Drisapersen and eteplirsen have been angling to become the first approved therapy for lethal, muscle-wasting cases of Duchenne muscular dystrophy. So when investigators pulled back the covers from a new block of data on GlaxoSmithKline's drisapersen, the analysts immediately went to work to see how it stacked up against Sarepta's eteplirsen.
With its shares fattened by speculation of a possible accelerated approval path for its closely-watched eteplirsen, an experimental treatment for Duchenne muscular dystrophy, Sarepta Therapeutics reports that it is preparing to sell up to $125 million in shares.
Shares of Sarepta were boosted this morning after the biotech announced that it reaped another round of promising results from a closely-watched Phase IIb study of its experimental treatment for Duchenne muscular dystrophy.
GlaxoSmithKline investigator John Kraus reviewed the long-awaited mid-stage results for its Duchenne muscular dystrophy drug drisapersen this afternoon, revealing that boys taking the experimental therapy benefited with a significant improvement in walking distance compared to a placebo arm.
After keeping its mid-stage data for a closely-watched and controversial drug for Duchenne muscular dystrophy under wraps, GlaxoSmithKline has pulled back part of the covers to reveal that drisapersen did in fact hit the primary endpoint on walking distance.

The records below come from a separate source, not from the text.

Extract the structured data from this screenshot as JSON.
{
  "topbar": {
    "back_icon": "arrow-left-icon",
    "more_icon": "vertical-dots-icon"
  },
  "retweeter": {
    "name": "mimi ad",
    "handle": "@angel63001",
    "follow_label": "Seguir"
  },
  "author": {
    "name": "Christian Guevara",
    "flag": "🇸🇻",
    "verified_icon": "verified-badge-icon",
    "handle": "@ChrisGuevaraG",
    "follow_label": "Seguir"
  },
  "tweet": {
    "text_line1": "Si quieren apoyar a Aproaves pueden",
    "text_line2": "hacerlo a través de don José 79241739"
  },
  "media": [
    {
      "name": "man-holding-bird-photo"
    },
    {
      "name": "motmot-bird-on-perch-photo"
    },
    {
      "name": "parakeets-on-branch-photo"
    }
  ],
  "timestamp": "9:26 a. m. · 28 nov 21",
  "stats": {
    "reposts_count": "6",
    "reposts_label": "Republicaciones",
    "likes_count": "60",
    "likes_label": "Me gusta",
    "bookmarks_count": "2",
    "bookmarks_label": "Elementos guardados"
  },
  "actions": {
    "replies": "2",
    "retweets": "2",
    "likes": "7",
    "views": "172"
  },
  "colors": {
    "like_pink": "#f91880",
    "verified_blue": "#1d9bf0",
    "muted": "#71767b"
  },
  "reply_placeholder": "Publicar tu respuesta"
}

Sarepta Therapeutics spotlighted continued benefits of treatment with its lead drug eteplirsen today in one of the most closely watched Phase IIb studies in the biotech industry.